Retype every entry below exactly as it stands.

Data records for software interfaces:
::::::::
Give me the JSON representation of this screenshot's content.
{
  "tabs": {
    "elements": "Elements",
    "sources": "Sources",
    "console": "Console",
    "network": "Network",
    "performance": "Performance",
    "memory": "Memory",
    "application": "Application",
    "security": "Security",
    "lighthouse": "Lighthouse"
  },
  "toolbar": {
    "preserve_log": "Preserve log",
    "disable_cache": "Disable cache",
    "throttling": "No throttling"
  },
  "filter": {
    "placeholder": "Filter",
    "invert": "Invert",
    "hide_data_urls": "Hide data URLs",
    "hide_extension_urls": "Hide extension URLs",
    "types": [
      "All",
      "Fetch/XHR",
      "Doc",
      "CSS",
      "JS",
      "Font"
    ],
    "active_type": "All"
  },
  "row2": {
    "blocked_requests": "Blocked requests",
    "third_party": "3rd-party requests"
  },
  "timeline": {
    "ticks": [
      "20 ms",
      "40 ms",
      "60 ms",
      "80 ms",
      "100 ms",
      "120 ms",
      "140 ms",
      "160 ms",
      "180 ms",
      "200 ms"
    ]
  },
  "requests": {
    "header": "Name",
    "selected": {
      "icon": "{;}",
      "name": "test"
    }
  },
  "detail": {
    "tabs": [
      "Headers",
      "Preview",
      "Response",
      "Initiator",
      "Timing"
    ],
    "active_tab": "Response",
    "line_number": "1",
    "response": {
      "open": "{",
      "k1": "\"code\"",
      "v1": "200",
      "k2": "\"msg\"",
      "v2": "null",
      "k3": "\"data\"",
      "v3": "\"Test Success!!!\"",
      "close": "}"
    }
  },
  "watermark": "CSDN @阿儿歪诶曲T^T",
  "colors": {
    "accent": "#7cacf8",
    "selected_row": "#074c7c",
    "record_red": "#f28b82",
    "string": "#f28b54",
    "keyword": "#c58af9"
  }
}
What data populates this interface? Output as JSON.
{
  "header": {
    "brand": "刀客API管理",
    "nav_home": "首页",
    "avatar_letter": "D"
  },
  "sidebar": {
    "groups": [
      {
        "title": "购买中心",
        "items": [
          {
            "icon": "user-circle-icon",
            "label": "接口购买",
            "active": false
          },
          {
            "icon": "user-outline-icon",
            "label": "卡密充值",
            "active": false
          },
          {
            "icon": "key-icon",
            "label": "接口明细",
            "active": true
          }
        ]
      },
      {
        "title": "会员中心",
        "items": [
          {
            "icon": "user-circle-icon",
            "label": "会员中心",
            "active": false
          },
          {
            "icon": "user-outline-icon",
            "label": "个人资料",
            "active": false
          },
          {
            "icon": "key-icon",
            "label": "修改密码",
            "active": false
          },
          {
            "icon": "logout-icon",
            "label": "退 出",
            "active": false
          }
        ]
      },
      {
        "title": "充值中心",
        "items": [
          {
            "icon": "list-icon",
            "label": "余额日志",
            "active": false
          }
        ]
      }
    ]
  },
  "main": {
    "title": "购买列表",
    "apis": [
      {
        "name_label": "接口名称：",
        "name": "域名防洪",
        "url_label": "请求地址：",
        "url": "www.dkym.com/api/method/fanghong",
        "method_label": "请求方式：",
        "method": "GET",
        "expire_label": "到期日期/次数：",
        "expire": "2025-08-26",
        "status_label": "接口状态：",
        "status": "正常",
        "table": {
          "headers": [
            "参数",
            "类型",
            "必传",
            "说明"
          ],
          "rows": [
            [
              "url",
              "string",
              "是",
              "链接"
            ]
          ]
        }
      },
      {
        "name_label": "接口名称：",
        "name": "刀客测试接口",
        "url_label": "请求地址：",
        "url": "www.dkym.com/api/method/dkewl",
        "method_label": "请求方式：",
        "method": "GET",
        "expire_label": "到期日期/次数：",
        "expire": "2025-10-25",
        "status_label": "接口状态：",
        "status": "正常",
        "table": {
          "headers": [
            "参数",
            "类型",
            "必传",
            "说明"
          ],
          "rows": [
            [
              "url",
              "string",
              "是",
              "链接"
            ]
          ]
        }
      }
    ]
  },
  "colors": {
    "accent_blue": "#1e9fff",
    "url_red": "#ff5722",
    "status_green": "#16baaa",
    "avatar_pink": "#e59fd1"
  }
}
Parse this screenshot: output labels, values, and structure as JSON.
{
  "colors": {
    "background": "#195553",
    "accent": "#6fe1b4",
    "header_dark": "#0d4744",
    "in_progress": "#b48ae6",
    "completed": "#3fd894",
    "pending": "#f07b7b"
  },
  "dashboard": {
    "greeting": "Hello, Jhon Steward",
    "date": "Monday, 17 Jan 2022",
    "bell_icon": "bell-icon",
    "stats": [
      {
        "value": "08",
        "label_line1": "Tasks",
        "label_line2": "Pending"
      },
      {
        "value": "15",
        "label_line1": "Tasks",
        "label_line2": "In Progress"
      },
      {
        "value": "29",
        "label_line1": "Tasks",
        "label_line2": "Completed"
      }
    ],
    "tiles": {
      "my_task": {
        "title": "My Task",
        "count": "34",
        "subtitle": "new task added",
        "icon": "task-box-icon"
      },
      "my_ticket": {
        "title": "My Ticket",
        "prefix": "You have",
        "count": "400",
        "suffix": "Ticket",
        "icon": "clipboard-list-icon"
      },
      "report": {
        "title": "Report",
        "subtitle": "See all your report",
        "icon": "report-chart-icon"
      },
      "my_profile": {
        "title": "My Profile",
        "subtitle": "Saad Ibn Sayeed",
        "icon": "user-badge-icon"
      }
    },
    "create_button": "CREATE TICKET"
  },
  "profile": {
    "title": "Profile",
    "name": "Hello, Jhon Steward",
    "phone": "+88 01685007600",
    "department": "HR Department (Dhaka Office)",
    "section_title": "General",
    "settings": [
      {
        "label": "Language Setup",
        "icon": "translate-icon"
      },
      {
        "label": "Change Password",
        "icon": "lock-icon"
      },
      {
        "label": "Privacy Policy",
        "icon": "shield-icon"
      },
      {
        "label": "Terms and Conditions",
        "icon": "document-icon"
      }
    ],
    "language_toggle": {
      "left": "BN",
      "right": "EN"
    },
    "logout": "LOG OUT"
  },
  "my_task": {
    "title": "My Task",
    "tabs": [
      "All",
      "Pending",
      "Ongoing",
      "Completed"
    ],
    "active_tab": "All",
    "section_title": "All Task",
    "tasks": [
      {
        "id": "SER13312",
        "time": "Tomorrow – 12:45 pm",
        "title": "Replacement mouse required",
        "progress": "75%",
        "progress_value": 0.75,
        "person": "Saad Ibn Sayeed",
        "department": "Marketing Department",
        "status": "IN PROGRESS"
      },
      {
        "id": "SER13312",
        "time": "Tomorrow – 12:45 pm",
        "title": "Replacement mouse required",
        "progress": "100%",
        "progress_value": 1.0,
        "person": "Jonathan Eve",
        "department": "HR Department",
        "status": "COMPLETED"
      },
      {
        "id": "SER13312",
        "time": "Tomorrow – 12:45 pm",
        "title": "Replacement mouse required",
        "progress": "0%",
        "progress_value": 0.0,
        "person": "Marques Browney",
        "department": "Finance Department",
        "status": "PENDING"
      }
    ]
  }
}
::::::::
Answer:
Give me the JSON representation of this screenshot's content.
{
  "tabs": {
    "elements": "Elements",
    "sources": "Sources",
    "console": "Console",
    "network": "Network",
    "performance": "Performance",
    "memory": "Memory",
    "application": "Application",
    "security": "Security",
    "lighthouse": "Lighthouse"
  },
  "toolbar": {
    "preserve_log": "Preserve log",
    "disable_cache": "Disable cache",
    "throttling": "No throttling"
  },
  "filter": {
    "placeholder": "Filter",
    "invert": "Invert",
    "hide_data_urls": "Hide data URLs",
    "hide_extension_urls": "Hide extension URLs",
    "types": [
      "All",
      "Fetch/XHR",
      "Doc",
      "CSS",
      "JS",
      "Font"
    ],
    "active_type": "All"
  },
  "row2": {
    "blocked_requests": "Blocked requests",
    "third_party": "3rd-party requests"
  },
  "timeline": {
    "ticks": [
      "20 ms",
      "40 ms",
      "60 ms",
      "80 ms",
      "100 ms",
      "120 ms",
      "140 ms",
      "160 ms",
      "180 ms",
      "200 ms"
    ]
  },
  "requests": {
    "header": "Name",
    "selected": {
      "icon": "{;}",
      "name": "test"
    }
  },
  "detail": {
    "tabs": [
      "Headers",
      "Preview",
      "Response",
      "Initiator",
      "Timing"
    ],
    "active_tab": "Response",
    "line_number": "1",
    "response": {
      "open": "{",
      "k1": "\"code\"",
      "v1": "200",
      "k2": "\"msg\"",
      "v2": "null",
      "k3": "\"data\"",
      "v3": "\"Test Success!!!\"",
      "close": "}"
    }
  },
  "watermark": "CSDN @阿儿歪诶曲T^T",
  "colors": {
    "accent": "#7cacf8",
    "selected_row": "#074c7c",
    "record_red": "#f28b82",
    "string": "#f28b54",
    "keyword": "#c58af9"
  }
}
What data populates this interface? Output as JSON.
{
  "header": {
    "brand": "刀客API管理",
    "nav_home": "首页",
    "avatar_letter": "D"
  },
  "sidebar": {
    "groups": [
      {
        "title": "购买中心",
        "items": [
          {
            "icon": "user-circle-icon",
            "label": "接口购买",
            "active": false
          },
          {
            "icon": "user-outline-icon",
            "label": "卡密充值",
            "active": false
          },
          {
            "icon": "key-icon",
            "label": "接口明细",
            "active": true
          }
        ]
      },
      {
        "title": "会员中心",
        "items": [
          {
            "icon": "user-circle-icon",
            "label": "会员中心",
            "active": false
          },
          {
            "icon": "user-outline-icon",
            "label": "个人资料",
            "active": false
          },
          {
            "icon": "key-icon",
            "label": "修改密码",
            "active": false
          },
          {
            "icon": "logout-icon",
            "label": "退 出",
            "active": false
          }
        ]
      },
      {
        "title": "充值中心",
        "items": [
          {
            "icon": "list-icon",
            "label": "余额日志",
            "active": false
          }
        ]
      }
    ]
  },
  "main": {
    "title": "购买列表",
    "apis": [
      {
        "name_label": "接口名称：",
        "name": "域名防洪",
        "url_label": "请求地址：",
        "url": "www.dkym.com/api/method/fanghong",
        "method_label": "请求方式：",
        "method": "GET",
        "expire_label": "到期日期/次数：",
        "expire": "2025-08-26",
        "status_label": "接口状态：",
        "status": "正常",
        "table": {
          "headers": [
            "参数",
            "类型",
            "必传",
            "说明"
          ],
          "rows": [
            [
              "url",
              "string",
              "是",
              "链接"
            ]
          ]
        }
      },
      {
        "name_label": "接口名称：",
        "name": "刀客测试接口",
        "url_label": "请求地址：",
        "url": "www.dkym.com/api/method/dkewl",
        "method_label": "请求方式：",
        "method": "GET",
        "expire_label": "到期日期/次数：",
        "expire": "2025-10-25",
        "status_label": "接口状态：",
        "status": "正常",
        "table": {
          "headers": [
            "参数",
            "类型",
            "必传",
            "说明"
          ],
          "rows": [
            [
              "url",
              "string",
              "是",
              "链接"
            ]
          ]
        }
      }
    ]
  },
  "colors": {
    "accent_blue": "#1e9fff",
    "url_red": "#ff5722",
    "status_green": "#16baaa",
    "avatar_pink": "#e59fd1"
  }
}
Parse this screenshot: output labels, values, and structure as JSON.
{
  "colors": {
    "background": "#195553",
    "accent": "#6fe1b4",
    "header_dark": "#0d4744",
    "in_progress": "#b48ae6",
    "completed": "#3fd894",
    "pending": "#f07b7b"
  },
  "dashboard": {
    "greeting": "Hello, Jhon Steward",
    "date": "Monday, 17 Jan 2022",
    "bell_icon": "bell-icon",
    "stats": [
      {
        "value": "08",
        "label_line1": "Tasks",
        "label_line2": "Pending"
      },
      {
        "value": "15",
        "label_line1": "Tasks",
        "label_line2": "In Progress"
      },
      {
        "value": "29",
        "label_line1": "Tasks",
        "label_line2": "Completed"
      }
    ],
    "tiles": {
      "my_task": {
        "title": "My Task",
        "count": "34",
        "subtitle": "new task added",
        "icon": "task-box-icon"
      },
      "my_ticket": {
        "title": "My Ticket",
        "prefix": "You have",
        "count": "400",
        "suffix": "Ticket",
        "icon": "clipboard-list-icon"
      },
      "report": {
        "title": "Report",
        "subtitle": "See all your report",
        "icon": "report-chart-icon"
      },
      "my_profile": {
        "title": "My Profile",
        "subtitle": "Saad Ibn Sayeed",
        "icon": "user-badge-icon"
      }
    },
    "create_button": "CREATE TICKET"
  },
  "profile": {
    "title": "Profile",
    "name": "Hello, Jhon Steward",
    "phone": "+88 01685007600",
    "department": "HR Department (Dhaka Office)",
    "section_title": "General",
    "settings": [
      {
        "label": "Language Setup",
        "icon": "translate-icon"
      },
      {
        "label": "Change Password",
        "icon": "lock-icon"
      },
      {
        "label": "Privacy Policy",
        "icon": "shield-icon"
      },
      {
        "label": "Terms and Conditions",
        "icon": "document-icon"
      }
    ],
    "language_toggle": {
      "left": "BN",
      "right": "EN"
    },
    "logout": "LOG OUT"
  },
  "my_task": {
    "title": "My Task",
    "tabs": [
      "All",
      "Pending",
      "Ongoing",
      "Completed"
    ],
    "active_tab": "All",
    "section_title": "All Task",
    "tasks": [
      {
        "id": "SER13312",
        "time": "Tomorrow – 12:45 pm",
        "title": "Replacement mouse required",
        "progress": "75%",
        "progress_value": 0.75,
        "person": "Saad Ibn Sayeed",
        "department": "Marketing Department",
        "status": "IN PROGRESS"
      },
      {
        "id": "SER13312",
        "time": "Tomorrow – 12:45 pm",
        "title": "Replacement mouse required",
        "progress": "100%",
        "progress_value": 1.0,
        "person": "Jonathan Eve",
        "department": "HR Department",
        "status": "COMPLETED"
      },
      {
        "id": "SER13312",
        "time": "Tomorrow – 12:45 pm",
        "title": "Replacement mouse required",
        "progress": "0%",
        "progress_value": 0.0,
        "person": "Marques Browney",
        "department": "Finance Department",
        "status": "PENDING"
      }
    ]
  }
}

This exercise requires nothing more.